The concert began with The Seasons, for the choir with string orchestra. There were solo parts, among which the piano was played by Sebastian Weeks, who composed this work. Other soloists were Ben Castle (saxophone), Chris Laurence (double bass) and Ralph Salmins (drums). The work is a setting of four poems on respectively Spring (by William Blake), Dusk in June (by Sara Teasdale), Autumn Song (by Dante Gabriel Rossetti) and Snow Song (also by Sara Teasdale). Given these attributions, it is no surprise that this work has the character of a concerto for jazz quartet with choir and orchestra. It is excitingly written, and the challenge that was to follow perhaps explains some initial uncertainties in the performance.

Gershwin's Rhapsody in Blue, which followed, though well known and enthusiastically received by the audience, had neither the novelty of Weeks’s The Seasons nor the impact of the Carmina Burana after the interval.

Few musical works of any period have a more arresting opening than the Carmina Burana. It is a setting, dating from 1936, by the German composer Carl Orff, of a group of poems in mediaeval Latin and German, said to have been collected about 1230. They were discovered in 1803 in the abbey of Benediktbeuern, near Munich - the printed programme called it Beuren, no doubt to emphasise the link with the title of the collection. They are poems of love, satire and cameraderie, including a number of drinking songs. Forget the subtleties of Shostakovich or Britten; this is an immensely energetic work in 21 sections with a basically simple pattern, for a large orchestra with specially prominent percussion. It has arresting melodies, used repeatedly; the initial one returns at the end. Its harmonies are simple. Its exciting effect is largely due to the orchestration, well rendered by the orchestra; the choir had some awkward moments. Under the accomplished conducting of Graham Wili, the choir and orchestra generally achieved a good balance, though the tempo and dynamics might sometimes have been more varied.
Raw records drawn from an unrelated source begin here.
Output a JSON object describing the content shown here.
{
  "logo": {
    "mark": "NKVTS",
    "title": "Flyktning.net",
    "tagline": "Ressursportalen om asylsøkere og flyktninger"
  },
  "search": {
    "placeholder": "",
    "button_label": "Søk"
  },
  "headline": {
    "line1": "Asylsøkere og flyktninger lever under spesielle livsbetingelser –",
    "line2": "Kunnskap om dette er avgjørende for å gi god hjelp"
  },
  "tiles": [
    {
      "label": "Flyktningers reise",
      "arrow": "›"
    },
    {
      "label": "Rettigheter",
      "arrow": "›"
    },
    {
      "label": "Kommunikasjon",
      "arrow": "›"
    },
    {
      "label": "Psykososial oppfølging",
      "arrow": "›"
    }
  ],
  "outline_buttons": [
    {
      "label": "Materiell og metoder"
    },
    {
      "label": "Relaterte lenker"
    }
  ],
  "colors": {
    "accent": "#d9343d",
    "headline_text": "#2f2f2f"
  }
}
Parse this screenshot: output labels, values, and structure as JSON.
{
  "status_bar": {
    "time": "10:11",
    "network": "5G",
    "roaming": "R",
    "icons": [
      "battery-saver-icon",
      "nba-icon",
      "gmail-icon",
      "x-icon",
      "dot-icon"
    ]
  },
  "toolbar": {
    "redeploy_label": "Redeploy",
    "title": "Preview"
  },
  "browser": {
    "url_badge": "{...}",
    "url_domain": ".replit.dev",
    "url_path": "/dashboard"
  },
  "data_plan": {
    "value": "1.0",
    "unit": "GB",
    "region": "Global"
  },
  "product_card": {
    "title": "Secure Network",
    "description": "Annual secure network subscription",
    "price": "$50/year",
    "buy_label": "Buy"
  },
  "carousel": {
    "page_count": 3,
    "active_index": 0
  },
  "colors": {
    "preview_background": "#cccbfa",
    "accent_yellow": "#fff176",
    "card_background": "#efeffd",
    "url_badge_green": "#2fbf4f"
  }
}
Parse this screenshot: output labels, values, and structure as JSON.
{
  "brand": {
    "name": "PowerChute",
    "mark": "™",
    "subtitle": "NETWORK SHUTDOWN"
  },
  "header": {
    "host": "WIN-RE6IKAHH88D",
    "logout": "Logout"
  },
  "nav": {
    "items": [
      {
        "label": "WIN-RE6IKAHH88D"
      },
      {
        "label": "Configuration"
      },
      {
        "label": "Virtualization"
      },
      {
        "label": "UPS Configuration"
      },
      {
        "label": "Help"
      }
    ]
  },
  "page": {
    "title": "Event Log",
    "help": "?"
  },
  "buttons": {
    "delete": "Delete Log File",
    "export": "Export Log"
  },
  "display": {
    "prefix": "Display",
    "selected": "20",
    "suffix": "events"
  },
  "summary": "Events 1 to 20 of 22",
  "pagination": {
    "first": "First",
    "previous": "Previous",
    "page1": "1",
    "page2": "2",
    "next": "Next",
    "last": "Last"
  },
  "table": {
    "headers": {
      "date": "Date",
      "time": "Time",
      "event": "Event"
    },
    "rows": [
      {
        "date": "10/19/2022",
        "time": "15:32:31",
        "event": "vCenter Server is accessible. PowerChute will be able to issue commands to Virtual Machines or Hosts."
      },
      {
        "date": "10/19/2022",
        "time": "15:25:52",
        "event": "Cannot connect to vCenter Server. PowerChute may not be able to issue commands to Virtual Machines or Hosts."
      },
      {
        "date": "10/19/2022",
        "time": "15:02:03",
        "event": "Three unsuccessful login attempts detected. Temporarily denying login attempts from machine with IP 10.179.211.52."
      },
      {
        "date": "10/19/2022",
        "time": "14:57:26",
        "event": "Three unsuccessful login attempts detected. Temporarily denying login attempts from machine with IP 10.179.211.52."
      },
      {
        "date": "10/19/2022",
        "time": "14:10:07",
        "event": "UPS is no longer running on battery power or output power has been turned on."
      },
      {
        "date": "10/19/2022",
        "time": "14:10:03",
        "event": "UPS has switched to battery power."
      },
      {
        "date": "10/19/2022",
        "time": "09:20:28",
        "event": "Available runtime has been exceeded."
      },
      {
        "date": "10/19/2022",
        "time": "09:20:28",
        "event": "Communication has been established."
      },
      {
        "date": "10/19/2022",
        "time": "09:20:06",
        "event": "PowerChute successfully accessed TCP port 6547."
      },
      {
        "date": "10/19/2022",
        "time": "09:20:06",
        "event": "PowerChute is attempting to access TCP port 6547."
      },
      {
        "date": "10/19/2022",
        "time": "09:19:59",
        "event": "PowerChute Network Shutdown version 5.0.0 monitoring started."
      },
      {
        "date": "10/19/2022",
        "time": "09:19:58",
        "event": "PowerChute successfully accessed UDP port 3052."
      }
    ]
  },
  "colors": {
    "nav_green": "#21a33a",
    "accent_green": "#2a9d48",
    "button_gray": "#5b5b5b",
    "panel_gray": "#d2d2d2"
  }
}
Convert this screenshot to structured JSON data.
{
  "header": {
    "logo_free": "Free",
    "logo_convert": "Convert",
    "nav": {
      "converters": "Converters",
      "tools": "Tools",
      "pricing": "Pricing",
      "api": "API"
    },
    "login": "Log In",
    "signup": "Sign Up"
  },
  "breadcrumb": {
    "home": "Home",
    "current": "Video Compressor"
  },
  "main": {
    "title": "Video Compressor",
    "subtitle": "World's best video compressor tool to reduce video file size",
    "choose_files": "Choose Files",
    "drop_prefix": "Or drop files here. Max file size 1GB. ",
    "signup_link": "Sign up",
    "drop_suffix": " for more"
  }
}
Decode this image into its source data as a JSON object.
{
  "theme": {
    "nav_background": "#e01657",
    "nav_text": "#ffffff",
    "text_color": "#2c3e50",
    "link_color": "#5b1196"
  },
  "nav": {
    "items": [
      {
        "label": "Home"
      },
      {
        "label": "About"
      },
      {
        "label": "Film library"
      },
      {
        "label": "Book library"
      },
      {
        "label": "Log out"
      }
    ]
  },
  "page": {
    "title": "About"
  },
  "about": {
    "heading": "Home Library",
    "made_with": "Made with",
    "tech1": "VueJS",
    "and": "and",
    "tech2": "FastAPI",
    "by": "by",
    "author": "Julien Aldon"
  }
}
Those of the poems that are set for soloists were sung with fine tone and comviction by Gail Pearson (soprano – her top notes were particularly expressive), David Burrows (tenor) and Dyfed Wyn Evans (baritone). On occasion, the boys of Aldro School added a special voice quality.

For the benefit of those in the audience who knew neither the Latin nor the German of the 13th Century (most of us!), the programme provided Brian Shepherd’s new English translation of the poems from the Carmina Burana; but the translations into English verse by Helen Waddell are better known. She pointed out that, unlike most lyric poetry, these songs express a sense of youth and joy without the regret and wistfulness that are often found. All those involved with the English Philharmonia in this performance can be well pleased with the joyful result of their efforts. Grahm Mordue